Managing an open system
For all the benefits open systems provide, they also pose significant IT challenges. End users can only rely so much on their automation suppliers for support to keep process control networks secure. The reality is that plant engineers are now responsible for increasingly complex open automation architectures and the specialized IT support functions that go along with them.
With an open system, plants are able to use various products from multiple vendors to run their automation processes. However, this diversity adds complexity when trying to keep plants secure and running. The critical piece of managing an open system, therefore, is managing complexity to improve system security and reliability.
Deploying an open system
Deploying an open system requires designing a robust process control network that is compartmentalized with security zones based on the Purdue model or the ISA S99 standards. However, because it connects the plant floor to a LAN, the process control network can become vulnerable to cyber threats if appropriate precautions are not taken.
This is why it is critical to have business IT and process IT professionals work together to create a defense in depth (multi layered) and centralized security policy to maximize operational effectiveness.
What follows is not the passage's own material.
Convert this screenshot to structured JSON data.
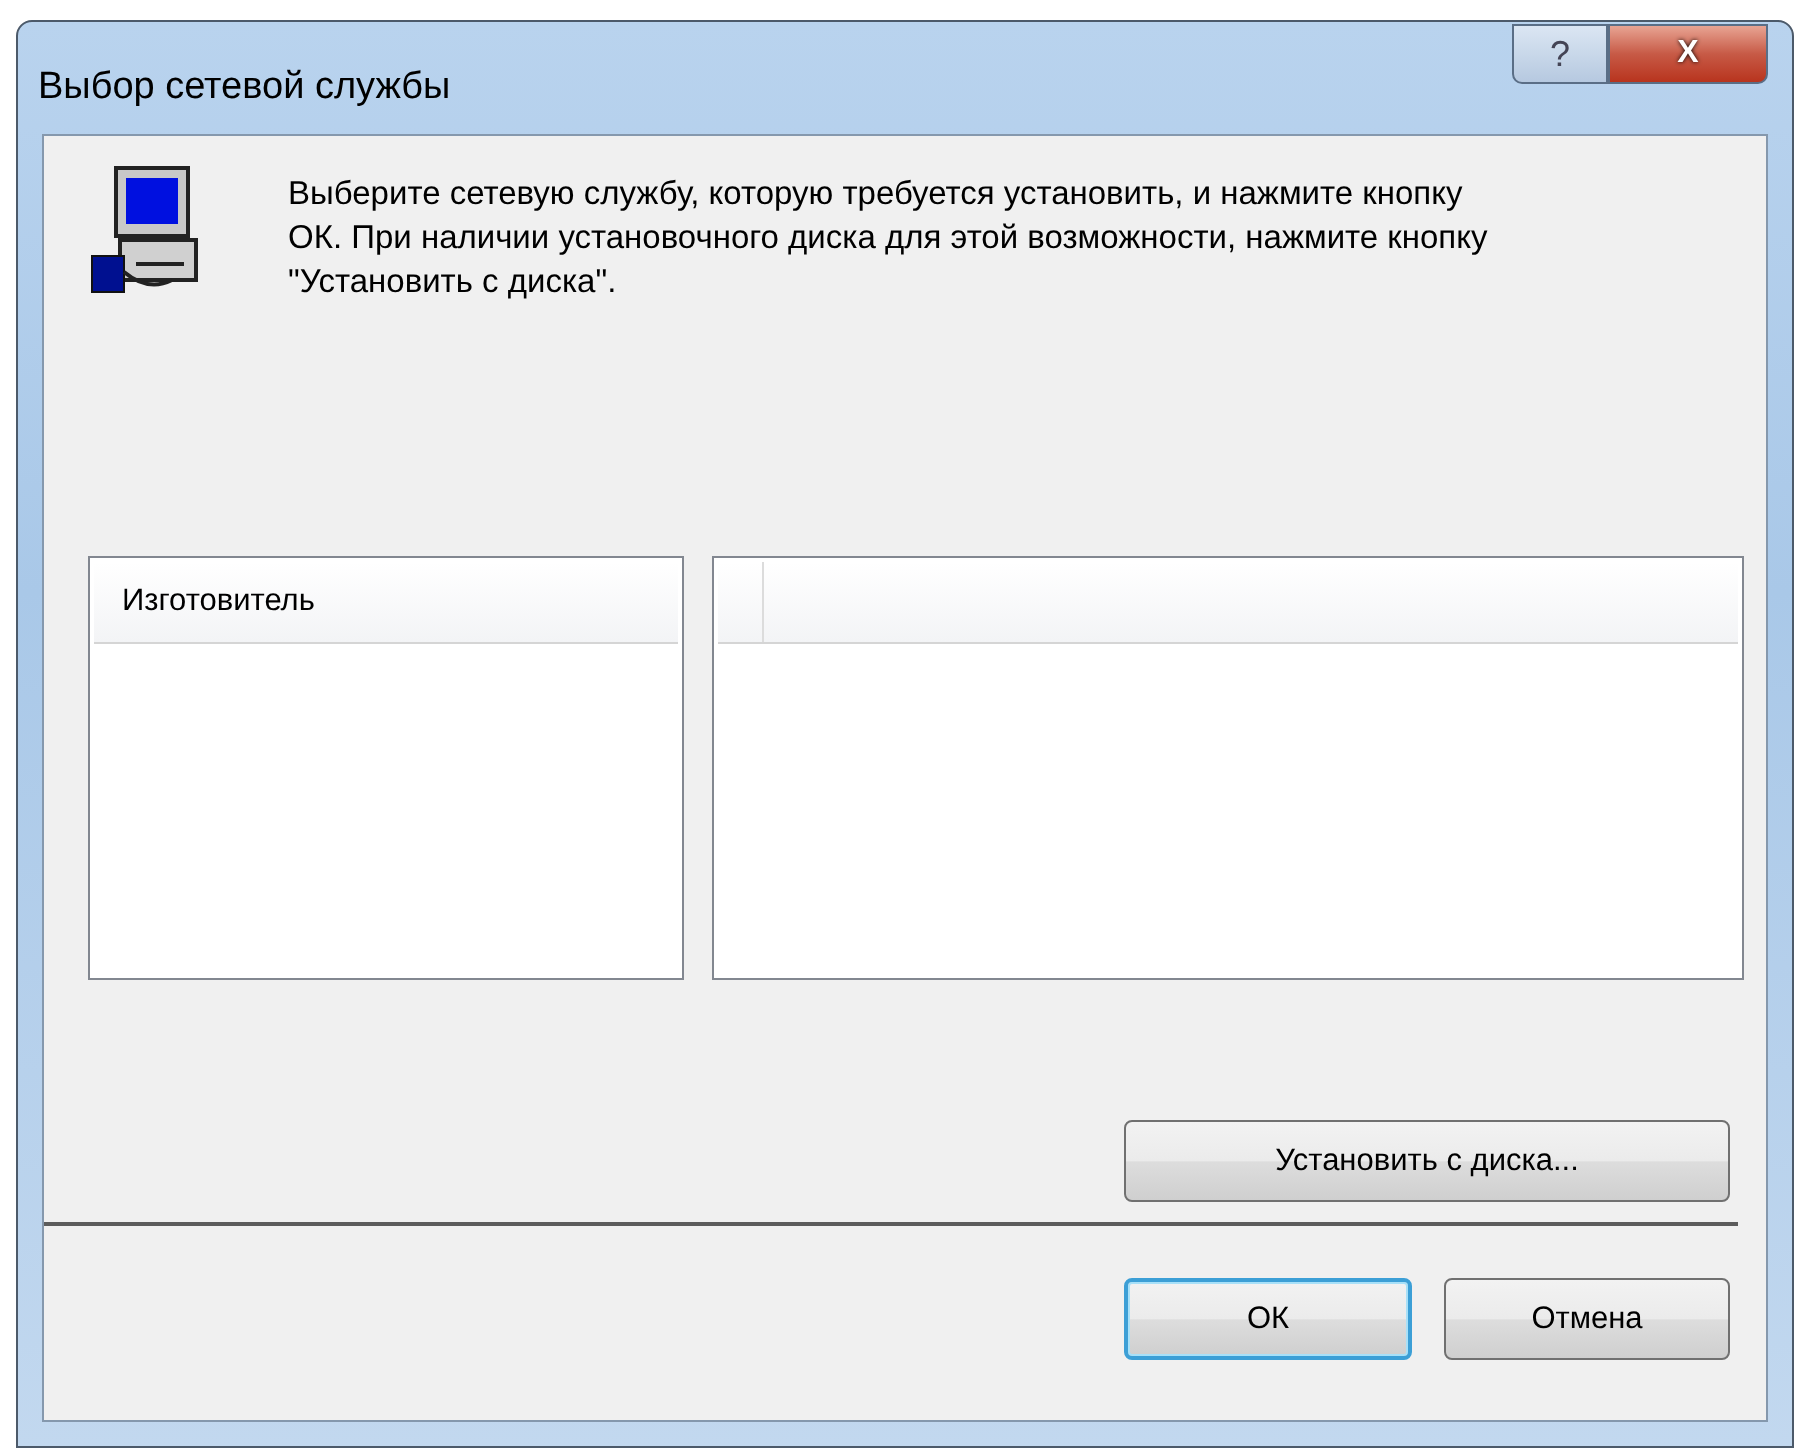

Differences between process IT and business IT
Deploying an open system allows plant personnel to use a variety of business software applications that typically fall within the domain of business IT. However, business IT personnel are focused on enabling users to perform their business activities while maintaining the LAN and protecting the company’s intellectual property, whereas process control regards human and plant safety as a primary concern. This is an important distinction to keep in mind when reviewing the following best practices in managing an open system.
Managing an open system
The key fundamentals of managing an open system include:
Vendor support – Vendors have the best practices and knowledgeable resources to support their systems, so you should establish a good working relationship and not expect to replicate all that knowledge on the plant floor.
Security assessments – It is folly to assume that even if you designed a secure process control network that it will remain so forever. Routine security audits will identify vulnerabilities that have occurred since the original deployment or that only recently were understood.
Change management – Day-to-day changes can easily get out of control and put your entire system at risk. It is critical that documentation remain current and just as important, that procedures be updated as changes in the system naturally occur.
Firewall management – Due to the vulnerability of the business’s LAN, plant floors must implement a secure firewall on the perimeter of their process control network infrastructure. All entry points into the process control network should be known and strictly managed.
Virus protection – Keeping antivirus software up to date is extremely important to thwart virus threats. Plants must keep process control networks current with antivirus definition patches by using an automated but controlled process.
Patch management – Software patches are distributed regularly by application manufacturers to resolve insecurities found in system coding. Before installing patches, plant floor IT personnel must first verify they will not adversely affect the process by testing offline.
Data recovery – In determining the need for a data backup solution, it’s important to first assess the impact of data loss, corruption and availability to the plant floor. Understanding the impact of data loss or unavailability can then be used to determine appropriate data recovery procedures including on- and off-site retention and testing of backups.
Interface management – Standards such as OPC allow for greater interoperability. However, it’s recommended to limit the number of third-party devices on the plant floor, which reduces the number of upgrades needed to specific devices, and reduces time needed for testing and validation before putting offline equipment back in service.
System performance monitoring – The only way to effectively keep on top of the impact that all day-to-day activities have on your open system is to routinely monitor and trend key system performance parameters such as CPU free, free memory, hard drive space, bandwidth and errors.
Lifecycle management – One of the benefits of performance trending is to readily identify when performance requires a system upgrade. It is important to plan for system upgrades both for software and hardware, because the only way to keep your system secure is to maintain a supportable infrastructure.
In the past few years, open systems have gained increased acceptance and distinction in the process industries for their flexibility, allowing plants to select various automation control components to create customized automation systems. Additionally, they provide significant performance improvement and cost savings across the process control network. The challenges that go along with an open system environment can be readily overcome by a combination of assessing vulnerabilities; designing and implementing secure, effective networks; and through the ongoing management of these systems by teaming with the automation supplier to provide best practices and knowledgeable resources.
Shawn Gold is a global solution leader for Open Systems Services at Honeywell Process Solutions.